Cheap Imports Hurting Canadian Honey Producers. Familiar Story In The U. S.
Right now there are 7000 beekeepers, mostly family farms in Canada who tend to 600,000 hives of honeybees and depend on them to make a living. Canadians produce 75 million pounds of honey annually. Approximately 1/3 is produced in Alberta, 1/3 in Saskatchewan & Manitoba, and 1/3 from the rest of the country. Annually we produce more than enough honey to supply our domestic demand and then some!
But we are now in danger of losing the family farm. Canada’s largest honey packer, Billy Bee, and their international corporate parent McCormick have all but stopped buying Canadian honey. Instead they choose to import cheaper honey from countries like China and Argentina and blend them with just enough Canadian honey so that they can still say Canadian on the bottle simply to improve their bottom line. There is definitely no shortage of Canadian honey!
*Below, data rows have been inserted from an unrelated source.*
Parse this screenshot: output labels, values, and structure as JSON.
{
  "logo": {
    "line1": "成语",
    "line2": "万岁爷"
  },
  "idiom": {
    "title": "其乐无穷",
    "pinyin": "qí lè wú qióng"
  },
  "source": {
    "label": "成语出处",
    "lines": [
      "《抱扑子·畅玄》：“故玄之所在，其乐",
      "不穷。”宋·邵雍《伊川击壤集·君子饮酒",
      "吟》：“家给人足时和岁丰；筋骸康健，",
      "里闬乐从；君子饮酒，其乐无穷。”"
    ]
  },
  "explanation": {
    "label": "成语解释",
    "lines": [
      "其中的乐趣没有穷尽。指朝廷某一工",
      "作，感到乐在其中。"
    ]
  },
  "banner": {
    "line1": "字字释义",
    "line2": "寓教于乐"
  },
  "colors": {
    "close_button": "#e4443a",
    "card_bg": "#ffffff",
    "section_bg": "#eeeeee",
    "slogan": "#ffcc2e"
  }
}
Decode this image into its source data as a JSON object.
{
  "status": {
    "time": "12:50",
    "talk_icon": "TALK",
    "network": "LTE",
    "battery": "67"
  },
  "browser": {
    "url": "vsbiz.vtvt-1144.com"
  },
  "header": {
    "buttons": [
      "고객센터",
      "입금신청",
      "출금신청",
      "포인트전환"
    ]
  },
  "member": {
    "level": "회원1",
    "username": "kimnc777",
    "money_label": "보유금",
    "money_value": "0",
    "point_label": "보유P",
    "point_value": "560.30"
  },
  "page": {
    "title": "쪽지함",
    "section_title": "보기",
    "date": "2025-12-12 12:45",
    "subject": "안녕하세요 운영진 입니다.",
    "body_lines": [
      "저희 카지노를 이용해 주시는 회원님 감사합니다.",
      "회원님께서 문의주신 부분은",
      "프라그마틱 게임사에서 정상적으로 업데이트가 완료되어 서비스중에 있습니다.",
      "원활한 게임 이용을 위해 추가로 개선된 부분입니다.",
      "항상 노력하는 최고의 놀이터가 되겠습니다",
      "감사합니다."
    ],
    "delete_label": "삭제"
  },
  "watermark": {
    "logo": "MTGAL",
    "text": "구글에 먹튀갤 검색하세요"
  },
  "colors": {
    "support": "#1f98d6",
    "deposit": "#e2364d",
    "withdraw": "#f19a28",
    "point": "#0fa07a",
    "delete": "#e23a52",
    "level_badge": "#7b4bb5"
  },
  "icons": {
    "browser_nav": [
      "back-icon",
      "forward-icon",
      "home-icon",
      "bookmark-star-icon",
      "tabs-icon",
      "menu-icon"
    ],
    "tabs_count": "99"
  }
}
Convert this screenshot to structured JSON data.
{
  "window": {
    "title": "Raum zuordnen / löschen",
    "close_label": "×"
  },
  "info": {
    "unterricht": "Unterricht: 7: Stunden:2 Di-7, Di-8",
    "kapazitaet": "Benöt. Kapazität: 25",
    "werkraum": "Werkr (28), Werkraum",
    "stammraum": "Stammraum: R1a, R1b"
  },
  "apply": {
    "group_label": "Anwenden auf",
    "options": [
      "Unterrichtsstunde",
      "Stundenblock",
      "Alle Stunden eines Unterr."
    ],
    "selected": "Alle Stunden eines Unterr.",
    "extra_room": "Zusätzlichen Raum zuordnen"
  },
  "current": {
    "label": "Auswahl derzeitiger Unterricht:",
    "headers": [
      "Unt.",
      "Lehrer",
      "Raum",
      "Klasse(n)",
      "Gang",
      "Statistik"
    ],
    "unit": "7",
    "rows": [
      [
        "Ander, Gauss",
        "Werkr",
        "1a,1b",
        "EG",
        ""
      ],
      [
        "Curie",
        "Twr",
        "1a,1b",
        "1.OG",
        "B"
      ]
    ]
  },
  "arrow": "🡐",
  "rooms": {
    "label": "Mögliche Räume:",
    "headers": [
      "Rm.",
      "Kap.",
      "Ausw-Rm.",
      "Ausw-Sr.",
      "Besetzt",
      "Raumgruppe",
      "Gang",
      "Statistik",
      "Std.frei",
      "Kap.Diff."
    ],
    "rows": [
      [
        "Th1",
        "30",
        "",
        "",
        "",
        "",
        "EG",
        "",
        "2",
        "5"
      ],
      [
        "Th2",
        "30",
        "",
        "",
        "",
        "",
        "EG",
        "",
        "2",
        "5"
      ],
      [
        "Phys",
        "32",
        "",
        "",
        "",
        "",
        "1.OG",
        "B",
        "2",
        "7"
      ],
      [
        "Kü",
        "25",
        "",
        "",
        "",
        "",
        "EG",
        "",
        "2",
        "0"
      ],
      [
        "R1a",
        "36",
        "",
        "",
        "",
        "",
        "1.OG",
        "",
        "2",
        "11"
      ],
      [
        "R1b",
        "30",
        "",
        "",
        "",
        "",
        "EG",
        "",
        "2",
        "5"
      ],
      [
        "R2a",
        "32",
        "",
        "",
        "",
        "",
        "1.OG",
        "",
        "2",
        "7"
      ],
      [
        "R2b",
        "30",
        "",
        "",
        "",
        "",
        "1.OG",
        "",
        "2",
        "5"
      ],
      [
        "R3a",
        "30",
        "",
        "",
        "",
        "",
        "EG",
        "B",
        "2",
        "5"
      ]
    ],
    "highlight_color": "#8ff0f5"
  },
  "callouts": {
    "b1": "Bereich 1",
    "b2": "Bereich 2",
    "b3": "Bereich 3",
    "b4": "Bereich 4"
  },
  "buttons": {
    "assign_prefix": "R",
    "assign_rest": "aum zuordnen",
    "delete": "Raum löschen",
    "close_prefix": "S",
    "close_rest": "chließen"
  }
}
Right now, there are beekeepers in Canada who are unable to sell their crops, or must do so below cost and are quickly becoming bankrupted. Some will be unable to provide sufficient spring feed for their bees and their bees may diebefore they get a chance to make this years honey crop. Some may be forced to close their doors and move off the farm. But not for lack of trying, it is estimated that there may be nearly half of last years honey crop still sitting unsold in storage across the country, all the while cheap imported honey is being put on your grocery shelves first or blended to stretch out supply and cheapen the ingredients. Hard working beekeepers deserve to have their honey bottled and available for Canadian consumers before any other honey is imported and sold inside of our own country.
Image courtesy of beeculture.com